"I worry about, of course, the interest rates," said Angela Tsionas-Matulas, principal in Tsionas Management, the company that plans a new $40 million luxury-apartment and retail center on the site of the Galleria Shoppes on Pennsylvania Avenue. She pointed out that Delaware historically trends better economically than the rest of the nation.
"What keeps me up at night most is job growth, said Louis Capano III, a principal in Capano Management, LC Construction and LC Homes. He said without job growth his company can't build apartments, the office market won't be buoyed and retail will probably sag. Capano's other concern: interest rates. "We're basing everything on a 2 percent 10-year note. If that goes to 5 percent, our deals don't look so good."
Wilmington Economic Development Director Jeffrey C. Flynn said the city is growing jobs, now up to 53,039 from about 50,000 in 2000. The largest job sector is finance with 12,473 jobs. Other strong sectors include professional, government and health.
Flynn said small companies that service those sectors are beginning to dot the downtown. "We're starting to see a little startup quarter happening ...," Flynn said. "I think it's going to have an impact on real estate. Wilmington's going to have its third co-working space open up in a couple months, The Mill in the Nemours Building."
"Nothing attracts young professionals like a well-paying job," he said. " Nothing attracts well-paying jobs like a talented workforce."
Capano said his company is building apartments and expanding its retail centers, but has no new retail in the pipeline.

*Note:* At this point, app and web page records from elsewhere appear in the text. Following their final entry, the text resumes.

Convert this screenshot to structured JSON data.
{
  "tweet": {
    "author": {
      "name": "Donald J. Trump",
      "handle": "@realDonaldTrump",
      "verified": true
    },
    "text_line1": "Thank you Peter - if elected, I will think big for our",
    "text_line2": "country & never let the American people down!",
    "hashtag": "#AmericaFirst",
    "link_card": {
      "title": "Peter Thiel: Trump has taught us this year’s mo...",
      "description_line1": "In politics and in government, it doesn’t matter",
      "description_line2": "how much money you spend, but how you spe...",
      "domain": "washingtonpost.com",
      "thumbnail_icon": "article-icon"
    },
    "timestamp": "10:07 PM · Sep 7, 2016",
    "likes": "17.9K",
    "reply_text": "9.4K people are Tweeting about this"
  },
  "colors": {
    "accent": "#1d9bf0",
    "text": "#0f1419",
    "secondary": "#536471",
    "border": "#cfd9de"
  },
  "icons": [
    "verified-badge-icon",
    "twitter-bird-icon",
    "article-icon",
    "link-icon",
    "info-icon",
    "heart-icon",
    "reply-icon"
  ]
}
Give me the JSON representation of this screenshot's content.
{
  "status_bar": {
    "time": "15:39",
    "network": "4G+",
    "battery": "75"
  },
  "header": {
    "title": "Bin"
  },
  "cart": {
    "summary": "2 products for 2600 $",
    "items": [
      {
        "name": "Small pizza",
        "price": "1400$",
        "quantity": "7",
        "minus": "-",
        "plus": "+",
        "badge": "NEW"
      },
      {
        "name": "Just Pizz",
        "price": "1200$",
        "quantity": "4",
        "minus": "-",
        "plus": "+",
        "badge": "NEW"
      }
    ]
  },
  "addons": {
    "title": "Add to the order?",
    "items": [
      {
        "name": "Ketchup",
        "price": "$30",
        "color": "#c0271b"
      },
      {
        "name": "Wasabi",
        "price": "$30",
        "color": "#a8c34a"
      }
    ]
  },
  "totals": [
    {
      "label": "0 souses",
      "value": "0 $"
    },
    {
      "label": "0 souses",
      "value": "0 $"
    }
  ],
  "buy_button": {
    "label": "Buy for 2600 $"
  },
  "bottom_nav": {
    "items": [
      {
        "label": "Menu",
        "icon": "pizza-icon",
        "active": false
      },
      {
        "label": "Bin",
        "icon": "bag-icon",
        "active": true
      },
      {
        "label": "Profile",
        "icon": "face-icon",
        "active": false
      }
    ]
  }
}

Pettinaro said his company's 2016 focus would be on multi-family. He said the company's purchase of much of the commercial property in Greenville last year will allow the company to work with community groups on plans that everyone will want. "Having one developer control everything helps," he said.
Tsionas-Matulas told the group all of her mostly mixed-use student apartments around Newark's Main Street are 100 percent leased and she has waiting lists for apartments currently under construction.
Hare discussed his company's plans to do over the Concord Plaza office park as a mixed-use development with shops, high-end restaurants and a four-story signature office building. "We think it's a great contribution to set a trend for Brandywine Hundred, revitalizing Brandywine Hundred," he said.